    Video

    Video Researchers Use 3-D Printer to Produce Transplantable Body Parts

    Human organ transplants have become fairly common around the world in the past few decades. Researchers at various universities are coordinating their efforts to find solutions -- including teams at the University of Pennsylvania and Rice University in Houston that are experimenting with a 3-D printer -- to make blood vessels and other structures for implant. As VOA’s Greg Flakus reports from Houston, they are also using these artificial body parts to seek ways of defeating cancerous tumors.
    Video

    Video Helping the Blind 'See' Great Art

    There are 285 million blind and visually impaired people in the world who are unable to enjoy visual art at a museum. One New York photographer is trying to fix this situation by making tangible copies of the world’s masterpieces. VOA correspondent Victoria Kupchinetsky was there as visually impaired people got a feel for great art. Joy Wagner narrates her report.
    Video

    Video Sanders, Clinton Battle for Young Democratic Vote

    Despite a narrow loss to former Secretary of State Hillary Clinton in last week's Iowa Democratic caucuses, Vermont Senator Bernie Sanders secured more than 80 percent of the vote among those between the ages of 18 and 29. VOA correspondent Aru Pande talks to Democrats in New Hampshire about who they are leaning towards and why in this week's primary.
    Video

    Video German Artists to Memorialize Refugees With Life Jacket Exhibit

    Sold in every kind of shop in some Turkish port towns, life jackets have become a symbol of the refugee crisis that brought a million people to Europe in 2015.  On the shores of Lesbos, Greece, German artists collect discarded life jackets as they prepare an art installation they plan to display in Germany.  For VOA, Hamada Elrasam has this report from Lesbos, Greece.
    Video

    Video E-readers Help Ease Africa's Book Shortage

    Millions of people in Africa can't read, and there's a chronic shortage of books. A non-profit organization called Worldreader is trying to help change all that one e-reader at a time. VOA’s Deborah Block tells us about a girls' school in Nairobi, Kenya where Worldreader is making a difference.
    Video

    Video Genius Lets World Share Its Knowledge

    Inspired by crowdsourcing companies like Wikipedia, Genius allows anyone to edit anything on the web, using its web annotation tool
    Video

    Video In Philippines, Mixed Feelings About Greater US Military Presence

    In the Philippines, some who will be directly affected by a recent Supreme Court decision clearing the way for more United States troop visits are having mixed reactions.  The increased rotations come at a time when the Philippines is trying to build up its military in the face of growing maritime assertiveness from China.  From Bahile, Palawan on the coast of the South China Sea, Simone Orendain has this story.
    Video

    Video Microcephaly's Connection to Zika: Guilty Until Proven Innocent

    The Zika virus rarely causes problems for the people who get it, but it seems to be having a devastating impact on babies whose mothers are infected with Zika.

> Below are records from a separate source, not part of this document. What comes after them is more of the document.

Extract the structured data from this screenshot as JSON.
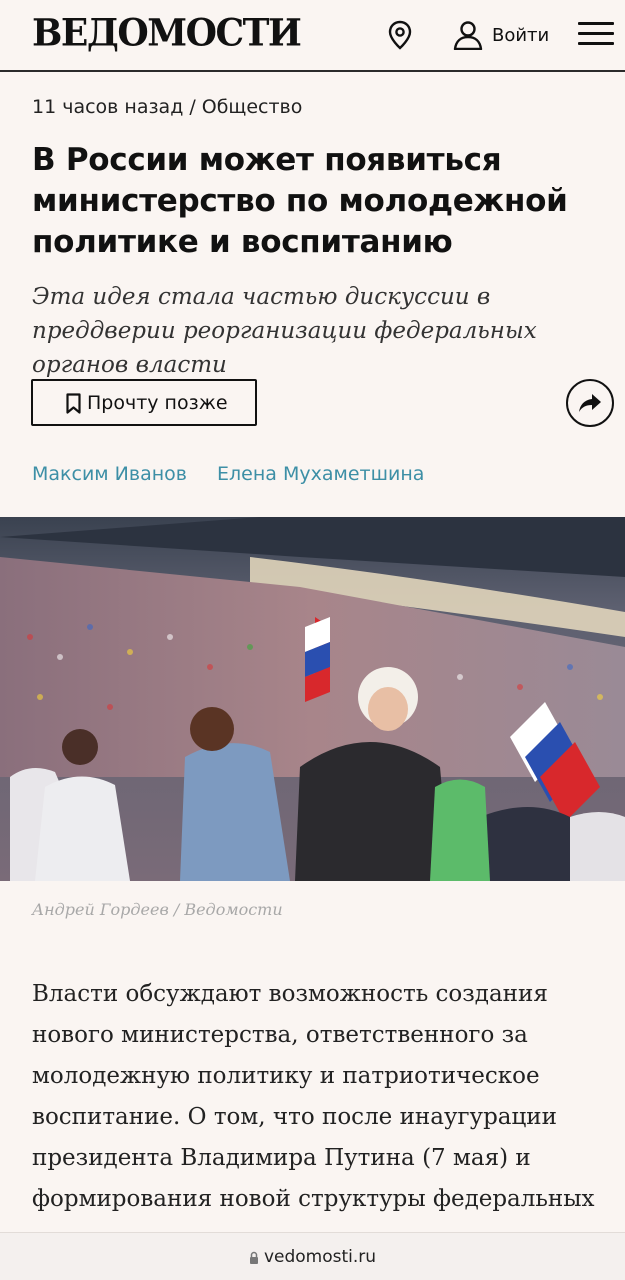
{
  "header": {
    "logo": "ВЕДОМОСТИ",
    "login_label": "Войти"
  },
  "article": {
    "time": "11 часов назад",
    "separator": "/",
    "section": "Общество",
    "title": "В России может появиться министерство по молодежной политике и воспитанию",
    "subtitle": "Эта идея стала частью дискуссии в преддверии реорганизации федеральных органов власти",
    "read_later_label": "Прочту позже",
    "authors": [
      "Максим Иванов",
      "Елена Мухаметшина"
    ],
    "photo_credit": "Андрей Гордеев / Ведомости",
    "body": "Власти обсуждают возможность создания нового министерства, ответственного за молодежную политику и патриотическое воспитание. О том, что после инаугурации президента Владимира Путина (7 мая) и формирования новой структуры федеральных"
  },
  "browser": {
    "url": "vedomosti.ru"
  },
  "icons": {
    "location": "location-pin-icon",
    "user": "user-icon",
    "menu": "hamburger-menu-icon",
    "bookmark": "bookmark-icon",
    "share": "share-arrow-icon",
    "lock": "lock-icon"
  },
  "colors": {
    "background": "#faf5f2",
    "author_link": "#3d8fa6",
    "credit": "#a8a8a8"
  }
}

VOA's Carol Pearson has more.
    Video

    Video Stunning Artworks Attract Record Crowds, Thanks to Social Media

    A new exhibit at the oldest art museum in America is shattering attendance records. Thousands of visitors are lining up to see nine giant works of art that have gotten a much-deserved shot of viral marketing. The 150-year-old Smithsonian American Art Museum has never had a response quite like this. VOA's Julie Taboh reports.